Web page and app entries
- - -

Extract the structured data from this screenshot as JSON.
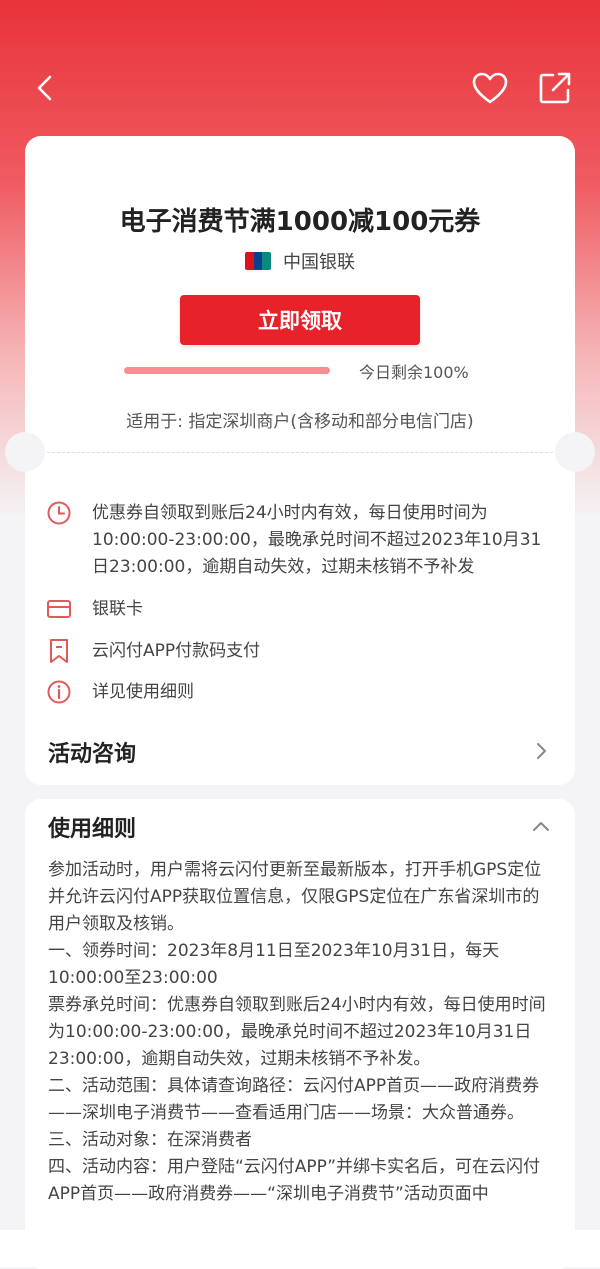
{
  "colors": {
    "accent": "#e8222b",
    "progress": "#f58f93"
  },
  "topbar": {
    "back_icon": "chevron-left-icon",
    "favorite_icon": "heart-icon",
    "share_icon": "share-icon"
  },
  "coupon": {
    "title": "电子消费节满1000减100元券",
    "issuer": "中国银联",
    "claim_label": "立即领取",
    "remaining_text": "今日剩余100%",
    "remaining_fraction": 1.0,
    "applies_to": "适用于: 指定深圳商户(含移动和部分电信门店)"
  },
  "info": [
    {
      "icon": "clock-icon",
      "text": "优惠券自领取到账后24小时内有效，每日使用时间为10:00:00-23:00:00，最晚承兑时间不超过2023年10月31日23:00:00，逾期自动失效，过期未核销不予补发"
    },
    {
      "icon": "card-icon",
      "text": "银联卡"
    },
    {
      "icon": "bookmark-icon",
      "text": "云闪付APP付款码支付"
    },
    {
      "icon": "info-icon",
      "text": "详见使用细则"
    }
  ],
  "consult": {
    "label": "活动咨询"
  },
  "rules": {
    "title": "使用细则",
    "paragraphs": [
      "参加活动时，用户需将云闪付更新至最新版本，打开手机GPS定位并允许云闪付APP获取位置信息，仅限GPS定位在广东省深圳市的用户领取及核销。",
      "一、领券时间：2023年8月11日至2023年10月31日，每天10:00:00至23:00:00",
      "票券承兑时间：优惠券自领取到账后24小时内有效，每日使用时间为10:00:00-23:00:00，最晚承兑时间不超过2023年10月31日23:00:00，逾期自动失效，过期未核销不予补发。",
      "二、活动范围：具体请查询路径：云闪付APP首页——政府消费券——深圳电子消费节——查看适用门店——场景：大众普通券。",
      "三、活动对象：在深消费者",
      "四、活动内容：用户登陆“云闪付APP”并绑卡实名后，可在云闪付APP首页——政府消费券——“深圳电子消费节”活动页面中"
    ]
  }
}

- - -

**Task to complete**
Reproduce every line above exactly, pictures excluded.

**Exercise result**
Extract the structured data from this screenshot as JSON.
{
  "colors": {
    "accent": "#e8222b",
    "progress": "#f58f93"
  },
  "topbar": {
    "back_icon": "chevron-left-icon",
    "favorite_icon": "heart-icon",
    "share_icon": "share-icon"
  },
  "coupon": {
    "title": "电子消费节满1000减100元券",
    "issuer": "中国银联",
    "claim_label": "立即领取",
    "remaining_text": "今日剩余100%",
    "remaining_fraction": 1.0,
    "applies_to": "适用于: 指定深圳商户(含移动和部分电信门店)"
  },
  "info": [
    {
      "icon": "clock-icon",
      "text": "优惠券自领取到账后24小时内有效，每日使用时间为10:00:00-23:00:00，最晚承兑时间不超过2023年10月31日23:00:00，逾期自动失效，过期未核销不予补发"
    },
    {
      "icon": "card-icon",
      "text": "银联卡"
    },
    {
      "icon": "bookmark-icon",
      "text": "云闪付APP付款码支付"
    },
    {
      "icon": "info-icon",
      "text": "详见使用细则"
    }
  ],
  "consult": {
    "label": "活动咨询"
  },
  "rules": {
    "title": "使用细则",
    "paragraphs": [
      "参加活动时，用户需将云闪付更新至最新版本，打开手机GPS定位并允许云闪付APP获取位置信息，仅限GPS定位在广东省深圳市的用户领取及核销。",
      "一、领券时间：2023年8月11日至2023年10月31日，每天10:00:00至23:00:00",
      "票券承兑时间：优惠券自领取到账后24小时内有效，每日使用时间为10:00:00-23:00:00，最晚承兑时间不超过2023年10月31日23:00:00，逾期自动失效，过期未核销不予补发。",
      "二、活动范围：具体请查询路径：云闪付APP首页——政府消费券——深圳电子消费节——查看适用门店——场景：大众普通券。",
      "三、活动对象：在深消费者",
      "四、活动内容：用户登陆“云闪付APP”并绑卡实名后，可在云闪付APP首页——政府消费券——“深圳电子消费节”活动页面中"
    ]
  }
}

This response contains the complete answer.